Your objective: Would you give the listing again exactly as written, minus its pictures?

╭─ Record extracts

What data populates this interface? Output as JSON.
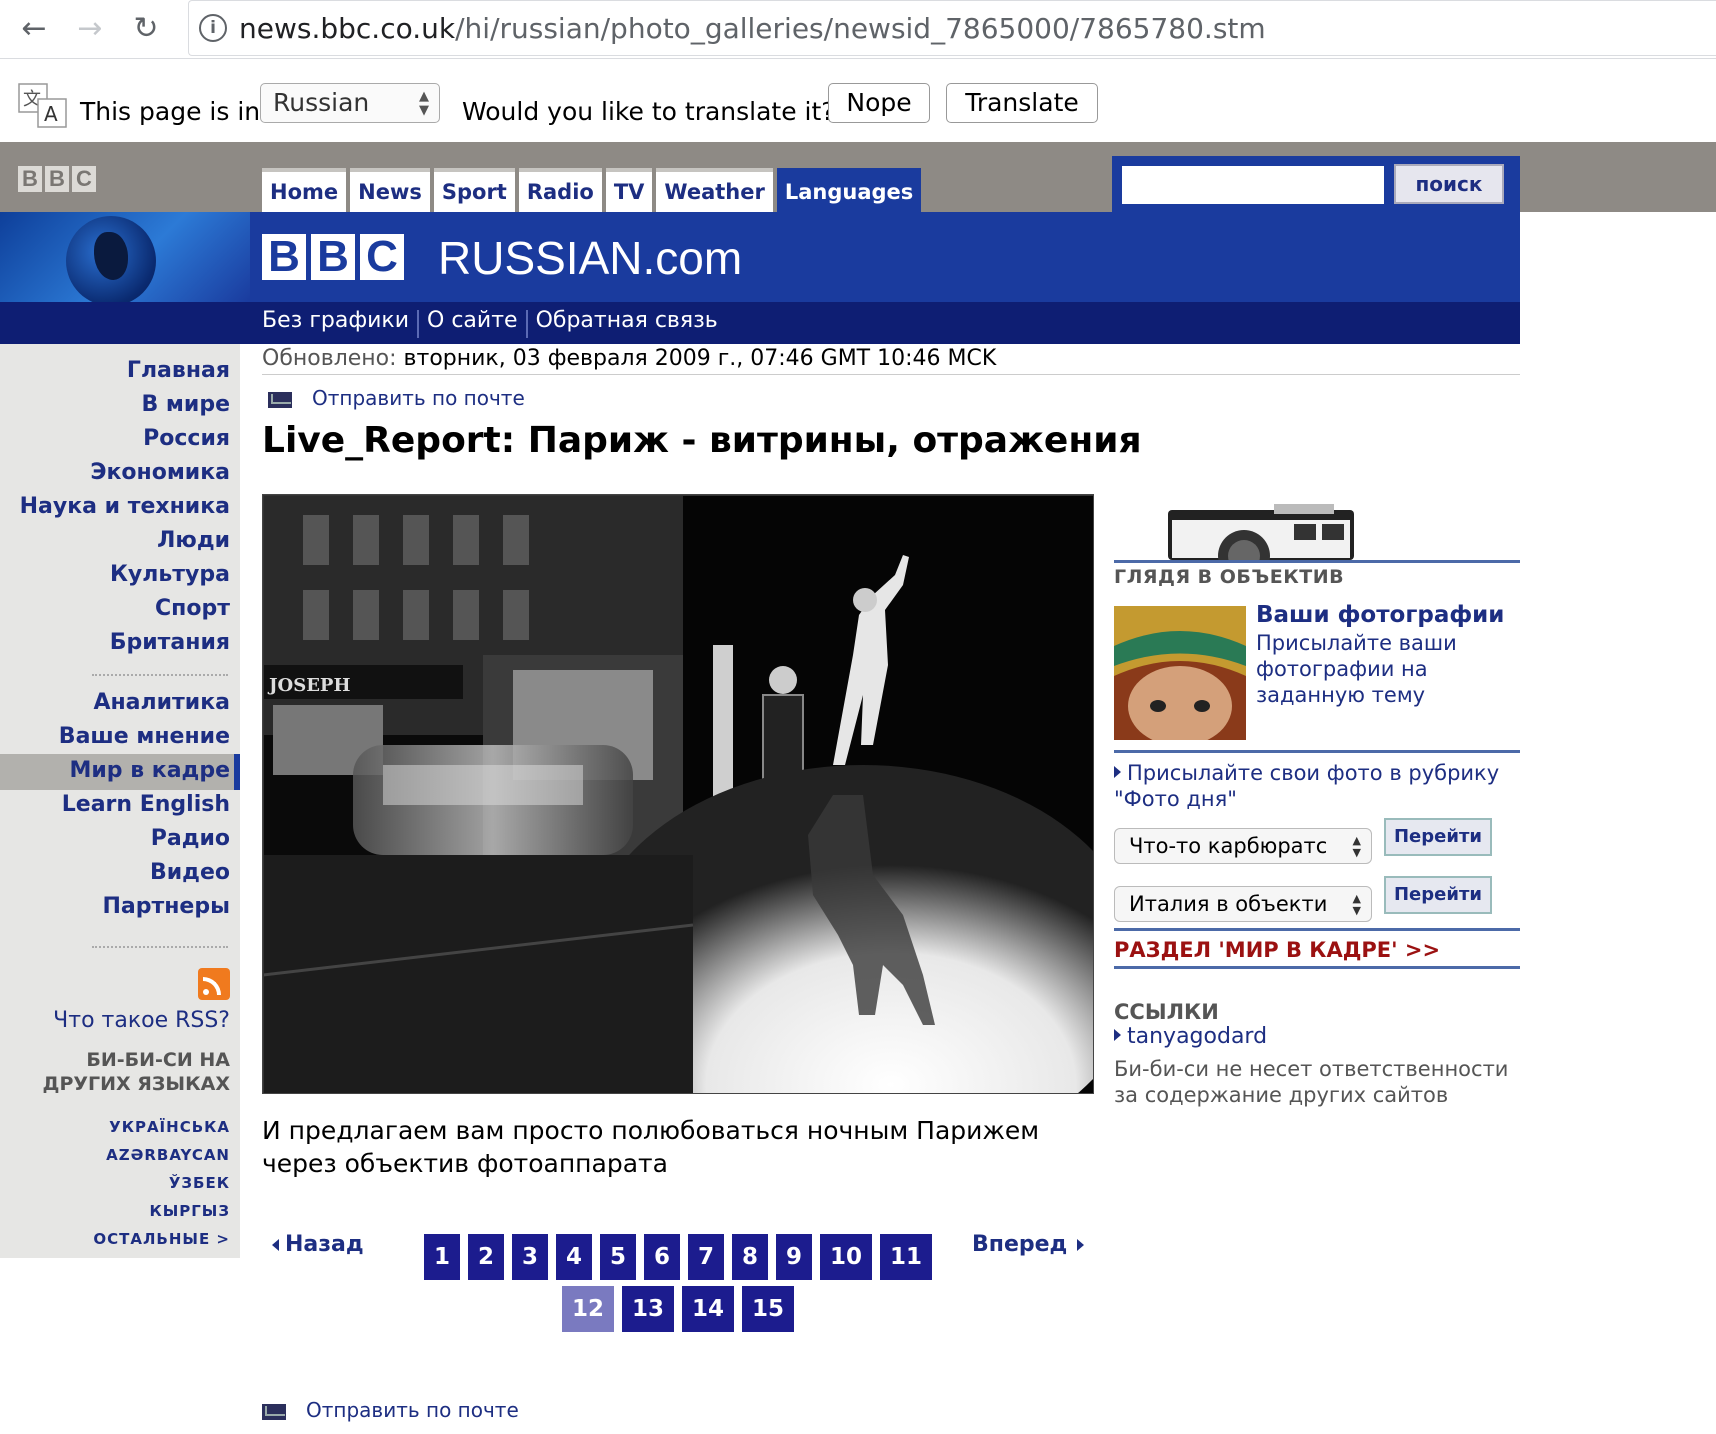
{
  "browser": {
    "url_host": "news.bbc.co.uk",
    "url_path": "/hi/russian/photo_galleries/newsid_7865000/7865780.stm"
  },
  "translate_bar": {
    "label": "This page is in",
    "language": "Russian",
    "question": "Would you like to translate it?",
    "nope": "Nope",
    "translate": "Translate"
  },
  "header": {
    "tabs": [
      "Home",
      "News",
      "Sport",
      "Radio",
      "TV",
      "Weather",
      "Languages"
    ],
    "search_button": "поиск",
    "site_name": "RUSSIAN.com",
    "bbc_letters": [
      "B",
      "B",
      "C"
    ],
    "sublinks": [
      "Без графики",
      "О сайте",
      "Обратная связь"
    ]
  },
  "leftnav": {
    "group1": [
      "Главная",
      "В мире",
      "Россия",
      "Экономика",
      "Наука и техника",
      "Люди",
      "Культура",
      "Спорт",
      "Британия"
    ],
    "group2": [
      "Аналитика",
      "Ваше мнение",
      "Мир в кадре",
      "Learn English",
      "Радио",
      "Видео",
      "Партнеры"
    ],
    "rss": "Что такое RSS?",
    "other_langs_title_1": "БИ-БИ-СИ НА",
    "other_langs_title_2": "ДРУГИХ ЯЗЫКАХ",
    "languages": [
      "УКРАЇНСЬКА",
      "AZƏRBAYCAN",
      "ЎЗБЕК",
      "КЫРГЫЗ",
      "ОСТАЛЬНЫЕ >"
    ]
  },
  "article": {
    "updated_label": "Обновлено:",
    "updated_value": "вторник, 03 февраля 2009 г., 07:46 GMT 10:46 MCK",
    "send_mail": "Отправить по почте",
    "title": "Live_Report: Париж - витрины, отражения",
    "photo_sign": "JOSEPH",
    "caption": "И предлагаем вам просто полюбоваться ночным Парижем через объектив фотоаппарата",
    "prev": "Назад",
    "next": "Вперед",
    "pages": [
      "1",
      "2",
      "3",
      "4",
      "5",
      "6",
      "7",
      "8",
      "9",
      "10",
      "11",
      "12",
      "13",
      "14",
      "15"
    ],
    "current_page": "12"
  },
  "right": {
    "heading": "ГЛЯДЯ В ОБЪЕКТИВ",
    "photos_title": "Ваши фотографии",
    "photos_desc": "Присылайте ваши фотографии на заданную тему",
    "send_photo": "Присылайте свои фото в рубрику \"Фото дня\"",
    "select1": "Что-то карбюратс",
    "select2": "Италия в объекти",
    "go": "Перейти",
    "section_link": "РАЗДЕЛ 'МИР В КАДРЕ' >>",
    "links_heading": "ССЫЛКИ",
    "link1": "tanyagodard",
    "disclaimer": "Би-би-си не несет ответственности за содержание других сайтов"
  },
  "colors": {
    "bbc_blue": "#1a3b9e",
    "bbc_dark_blue": "#0e1e73",
    "link_blue": "#1d2e82",
    "grey_bar": "#8e8a85",
    "section_red": "#9b1111"
  }
}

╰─

Response to this task:
What data populates this interface? Output as JSON.
{
  "browser": {
    "url_host": "news.bbc.co.uk",
    "url_path": "/hi/russian/photo_galleries/newsid_7865000/7865780.stm"
  },
  "translate_bar": {
    "label": "This page is in",
    "language": "Russian",
    "question": "Would you like to translate it?",
    "nope": "Nope",
    "translate": "Translate"
  },
  "header": {
    "tabs": [
      "Home",
      "News",
      "Sport",
      "Radio",
      "TV",
      "Weather",
      "Languages"
    ],
    "search_button": "поиск",
    "site_name": "RUSSIAN.com",
    "bbc_letters": [
      "B",
      "B",
      "C"
    ],
    "sublinks": [
      "Без графики",
      "О сайте",
      "Обратная связь"
    ]
  },
  "leftnav": {
    "group1": [
      "Главная",
      "В мире",
      "Россия",
      "Экономика",
      "Наука и техника",
      "Люди",
      "Культура",
      "Спорт",
      "Британия"
    ],
    "group2": [
      "Аналитика",
      "Ваше мнение",
      "Мир в кадре",
      "Learn English",
      "Радио",
      "Видео",
      "Партнеры"
    ],
    "rss": "Что такое RSS?",
    "other_langs_title_1": "БИ-БИ-СИ НА",
    "other_langs_title_2": "ДРУГИХ ЯЗЫКАХ",
    "languages": [
      "УКРАЇНСЬКА",
      "AZƏRBAYCAN",
      "ЎЗБЕК",
      "КЫРГЫЗ",
      "ОСТАЛЬНЫЕ >"
    ]
  },
  "article": {
    "updated_label": "Обновлено:",
    "updated_value": "вторник, 03 февраля 2009 г., 07:46 GMT 10:46 MCK",
    "send_mail": "Отправить по почте",
    "title": "Live_Report: Париж - витрины, отражения",
    "photo_sign": "JOSEPH",
    "caption": "И предлагаем вам просто полюбоваться ночным Парижем через объектив фотоаппарата",
    "prev": "Назад",
    "next": "Вперед",
    "pages": [
      "1",
      "2",
      "3",
      "4",
      "5",
      "6",
      "7",
      "8",
      "9",
      "10",
      "11",
      "12",
      "13",
      "14",
      "15"
    ],
    "current_page": "12"
  },
  "right": {
    "heading": "ГЛЯДЯ В ОБЪЕКТИВ",
    "photos_title": "Ваши фотографии",
    "photos_desc": "Присылайте ваши фотографии на заданную тему",
    "send_photo": "Присылайте свои фото в рубрику \"Фото дня\"",
    "select1": "Что-то карбюратс",
    "select2": "Италия в объекти",
    "go": "Перейти",
    "section_link": "РАЗДЕЛ 'МИР В КАДРЕ' >>",
    "links_heading": "ССЫЛКИ",
    "link1": "tanyagodard",
    "disclaimer": "Би-би-си не несет ответственности за содержание других сайтов"
  },
  "colors": {
    "bbc_blue": "#1a3b9e",
    "bbc_dark_blue": "#0e1e73",
    "link_blue": "#1d2e82",
    "grey_bar": "#8e8a85",
    "section_red": "#9b1111"
  }
}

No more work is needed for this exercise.